The word salvation always reminds me of a knight in shining armor dashing onto the scene to save the princess, or Clark Kent rescuing Smallville with his super-strength powers and lightning speed. In our society that is so filled with fantasy films, romanticized stories, and unrealistic endings, we all dream of a perfect world where a superhero comes in to solve our problems. But in the end we know that it is fiction. Not real.
Recently in Sunday school with the kids at my church, we talked about Jesus being our Superhero. No, he doesn’t fly with a long blue cape, scale walls, or drive a fast car, but he is so much more. He has the qualities we fantasize about in a superhero: power, bravery, a desire to help people, a passion to do good in the world. And even more than that, he gives us love and grace. Jesus came to save the world, not only in the individual sense, transforming hearts, but also in a social justice sense, transforming society.
The salvation that Christ brought to the world comes through knowing and accepting Him and his eternal love for us (all of humanity). But it also comes through realizing his call for justice, for being a neighbor, for reaching out to the suffering. Only transforming hearts would leave us with a world of people on fire for Jesus, praising and worshiping Him, while some still struggled to make ends meet, and others still exploited workers through corporal greed. Likewise, only transforming society would mean that everyone would be treated fairly and would have enough to be content and live on, but have a spiritual emptiness inside.
This is the reason why we as Christians need to realize the importance of integral mission. Both sharing the gospel through preaching and teaching, and working to render ineffective the systemic injustices in our world, are equally vital to being an effective witness to Christ. In the Methodist tradition, we declare a commitment to both personal and social holiness. This means that our church focuses both on having a personal relationship with the trinity (God, Jesus, and the Holy Spirit), and living out our faith by working to solve the social problems of the world.
For me, salvation represents our hope in something or someone greater than ourselves who will redeem us from our mistakes, imperfections, and the general messiness of life. It is searching for a savior from the pain and injustice in the world, and finding that Jesus is the answer.

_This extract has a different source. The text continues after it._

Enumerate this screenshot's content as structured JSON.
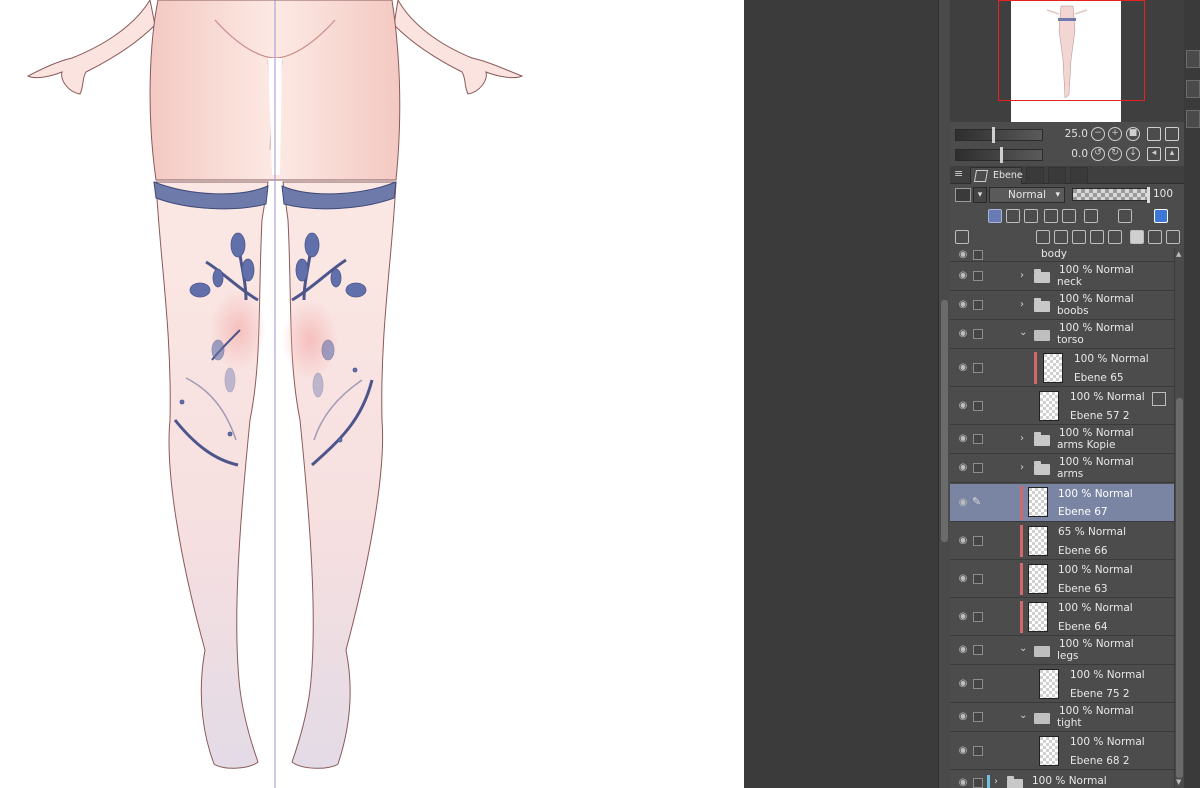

That when we put our faith in Him, he will work through us to change the world that is plagued by sin and inequality. It is knowing that in all this mess, there is an answer. The answer is not a superhero who comes to fight off villains through violent methods, but one who comes to create a new world through peace and love.
As Glory E. Dharmaraj says in her book Concepts of Mission, “Salvation is not only forgiveness of sins and reconciliation with God, but transformation of the structural evils of society which perpetually keep the people of God under dehumanizing conditions.” When we talk of conversion, then, let us not speak only of a conversion of the heart, but also of the mind and way of thinking. Let us decide when accepting Christ as our Savior, to put our faith into action to transform society. As a noble superhero would do, let us courageously fight for truth and light to be brought to our world.